In the first chapter of his Sharira Sthanam, Sushruta discusses the question, what is man, wherein lies his individuality, why does he come into being, why does he die at all ? Like all Indian philosophers, Sushruta argues the question down from the universe to man. The factors or laws, that govern the evolution of the universe in its physical aspect, are extended to cover the evolution of the physical aspect of man (organic evolution). There is but one law and one force which run through the three plains of mind, matter and spirit. Physiology, that fails to look into the nature of life and its background and tries to explain away this intelligent, living force as the product of chemical action of the organic cells, is no Physiology at all. Cell is not life, but there is life in a cell. Cells may be called the true bearers of lite. Dr. Weismann insists that it is more correct to speak of the continuity of the general protoplasm than of "the germ ceils." Professors Geddes and Thomson observe that, "the bodies are but the torches which burn out, while the living flame has passed throughout the organic series unextinguished. The bodies are the leaves which fall in dying from the continuously growing branch. Thus although death take inexorable grasp of the individual, the continuance of the life is still in a deep sense unaffected; the reproductive elements (cells) have already claimed their protozoan immortality, are already recreating a new body." But to invest these reproductive cells with immortality, and to deny the same to the individual self, which directs and controls these protoplasms, and is before and behind them, is like the statement of Prof. Huxley when he admits the chance of the physical transmigration of the organic constituents of the human body, and yet denies the possibility of an individual self continuing in any other form. "It is sensibility," observes Sushruta, "that precedes the senses; and self, the sensibility proceeds from the self to which all such conditions are referred as mine."
(I) Journal of the Asiatic Society of Calcutta Vol. VII. P. 261.
Sushruta's Theory of Cosmogony is based on the old Sankhya Duality of Prakriti (Objective) and Purusha (Subjective). The two are coeval and co-extensive realities. Out of the Avyakta (unmanifest) or Prakriti has evolved the Mahal, the animated cosmic matter. Out of this cosmic matter has evolved Ahamkara (the sense of individuality or more correctly egoism) which is divided into three kinds such as the Vaikarika (phenomenal, thought-form), Taijasa (kinetic), and Bhutadi (pertaining to the first form of matter). This Vaikarika Ahamkara in combination with the Taijasa Ahamkara has fathered the eleven sense organs, which, in combination with the Bnutadi, have produced the five Taumatras or proper sensibles of touch, sight, hearing, etc.
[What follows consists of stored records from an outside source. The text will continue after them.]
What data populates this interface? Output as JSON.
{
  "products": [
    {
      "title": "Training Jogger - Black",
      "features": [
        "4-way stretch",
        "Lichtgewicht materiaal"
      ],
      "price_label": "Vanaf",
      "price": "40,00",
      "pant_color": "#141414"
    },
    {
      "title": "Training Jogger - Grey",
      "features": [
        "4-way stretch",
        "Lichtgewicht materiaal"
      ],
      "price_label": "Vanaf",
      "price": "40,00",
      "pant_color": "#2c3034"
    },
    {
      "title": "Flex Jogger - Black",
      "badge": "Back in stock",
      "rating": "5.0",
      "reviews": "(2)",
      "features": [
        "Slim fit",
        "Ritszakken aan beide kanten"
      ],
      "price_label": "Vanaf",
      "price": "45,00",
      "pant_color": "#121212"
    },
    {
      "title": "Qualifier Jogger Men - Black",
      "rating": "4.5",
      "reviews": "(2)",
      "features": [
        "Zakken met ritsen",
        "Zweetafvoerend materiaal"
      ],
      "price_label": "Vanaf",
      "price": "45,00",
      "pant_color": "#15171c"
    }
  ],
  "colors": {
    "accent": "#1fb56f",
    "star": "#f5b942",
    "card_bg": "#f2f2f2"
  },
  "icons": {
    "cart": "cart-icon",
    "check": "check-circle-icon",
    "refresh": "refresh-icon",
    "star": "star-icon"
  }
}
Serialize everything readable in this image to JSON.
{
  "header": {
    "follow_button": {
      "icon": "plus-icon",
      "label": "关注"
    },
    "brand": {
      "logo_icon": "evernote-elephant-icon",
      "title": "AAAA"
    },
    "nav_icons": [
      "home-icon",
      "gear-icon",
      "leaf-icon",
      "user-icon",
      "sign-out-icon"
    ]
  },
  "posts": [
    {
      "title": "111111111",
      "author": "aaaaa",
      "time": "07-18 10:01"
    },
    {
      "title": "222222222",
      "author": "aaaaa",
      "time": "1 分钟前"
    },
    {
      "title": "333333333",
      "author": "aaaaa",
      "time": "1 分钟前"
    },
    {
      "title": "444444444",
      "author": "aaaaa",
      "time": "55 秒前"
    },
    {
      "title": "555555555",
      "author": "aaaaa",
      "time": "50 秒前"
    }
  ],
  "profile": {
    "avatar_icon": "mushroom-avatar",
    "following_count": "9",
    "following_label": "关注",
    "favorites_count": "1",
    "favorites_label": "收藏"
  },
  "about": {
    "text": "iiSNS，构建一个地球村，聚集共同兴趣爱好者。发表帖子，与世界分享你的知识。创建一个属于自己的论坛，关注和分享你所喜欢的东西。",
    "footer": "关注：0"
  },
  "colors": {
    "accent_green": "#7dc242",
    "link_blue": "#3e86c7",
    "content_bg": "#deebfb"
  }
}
The material principles of sound, light, taste, smell, etc., are but the modifications of these five Tanmatras, of which Akasha (ethereon), Vayu (ether), light, and sound, etc. are the grosser forms. In other words, these Tanmatras may be defined as the atomic essences of the material principles of sound, light, ether, etc. In addition to these, Sushruta, like Kapila, admits the existence of a kind of atom-like units of consciousness, which he calls Purusha. The combination of the sixteen aforesaid categories and the Purusha is for the expansion and liberation of the latter. A human being (individual), who is the fit subject for medical treatment, is the product of the combination of Purusha with the five primordial material principles (Mahabhutas). The Purushas, real selves of beings, the sources of their vital energy, and the controllers and directors of all organic or mental actions, are extremely subtile in their essence, and manifest themselves only through the combination of the seed (paternal element) or ovum (maternal element). It is the Karma (dynamics of acts done by a person in a prior existence) which determines the nature of the body it will be clothed with, as well as che nature of the womb it shall be conceived in, in its next incarnation.